  • Sessions, Ron, editor. "Motor Trend 2005 & 2006 New-Car Buyer's Guide." Motor Trend, Oct. 2004.
  • Smith, Kevin. "2005 Lotus Elise: Possibly the Best-Handling Car You Can Buy." Motor Trend, July 2004.
  • St. Antoine, Arthur. "A Twist of Le Mans." Motor Trend, Oct. 2004.
  • Swan, Tony. "The Lotus Elise is here at last.
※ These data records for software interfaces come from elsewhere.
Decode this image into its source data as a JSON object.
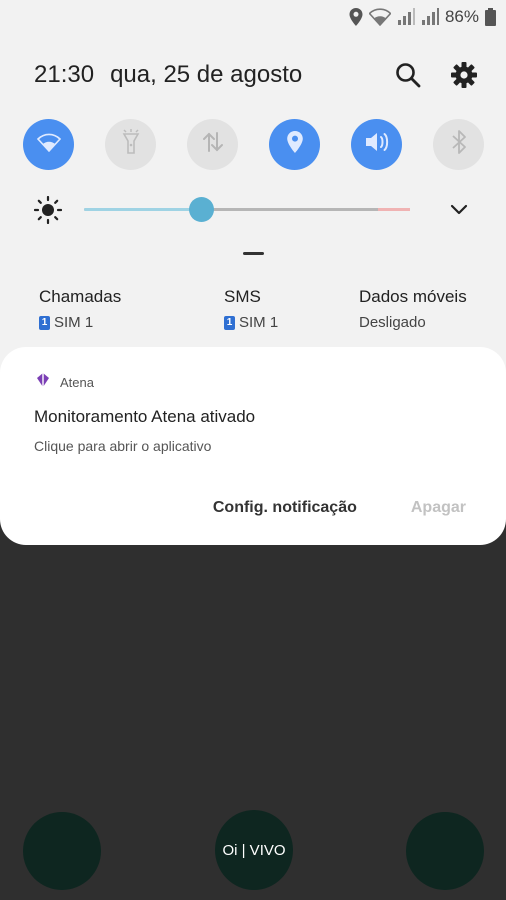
{
  "status_bar": {
    "icons": [
      "location-icon",
      "wifi-icon",
      "signal-sim1-icon",
      "signal-sim2-icon",
      "battery-icon"
    ],
    "battery_percent": "86%"
  },
  "header": {
    "time": "21:30",
    "date": "qua, 25 de agosto",
    "icons": [
      "search-icon",
      "settings-icon"
    ]
  },
  "quick_toggles": [
    {
      "name": "wifi",
      "icon": "wifi-icon",
      "state": "on"
    },
    {
      "name": "flashlight",
      "icon": "flashlight-icon",
      "state": "off"
    },
    {
      "name": "mobile-data",
      "icon": "data-transfer-icon",
      "state": "off"
    },
    {
      "name": "location",
      "icon": "location-icon",
      "state": "on"
    },
    {
      "name": "sound",
      "icon": "sound-icon",
      "state": "on"
    },
    {
      "name": "bluetooth",
      "icon": "bluetooth-icon",
      "state": "off"
    }
  ],
  "brightness": {
    "level": 0.36
  },
  "sim_info": [
    {
      "title": "Chamadas",
      "subtitle": "SIM 1",
      "badge": "1"
    },
    {
      "title": "SMS",
      "subtitle": "SIM 1",
      "badge": "1"
    },
    {
      "title": "Dados móveis",
      "subtitle": "Desligado"
    }
  ],
  "notification": {
    "app_name": "Atena",
    "title": "Monitoramento Atena ativado",
    "text": "Clique para abrir o aplicativo",
    "actions": {
      "settings": "Config. notificação",
      "clear": "Apagar"
    }
  },
  "operator": "Oi | VIVO",
  "colors": {
    "accent": "#4a8ff0",
    "toggle_off": "#e2e2e2",
    "slider_thumb": "#5ab0d2",
    "app_icon": "#7b3fb5"
  }
}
So where does it fit in the U.S. sports car continuum?" Car and Driver, July, 2004.
  • Wolfkill, Kim. "2005 Lotus Elise: Featherweight Flyer." Road & Track, August 2004.
  • Lotus delivers first Elise - July 22, 2004
  • Lotus Elise FAQ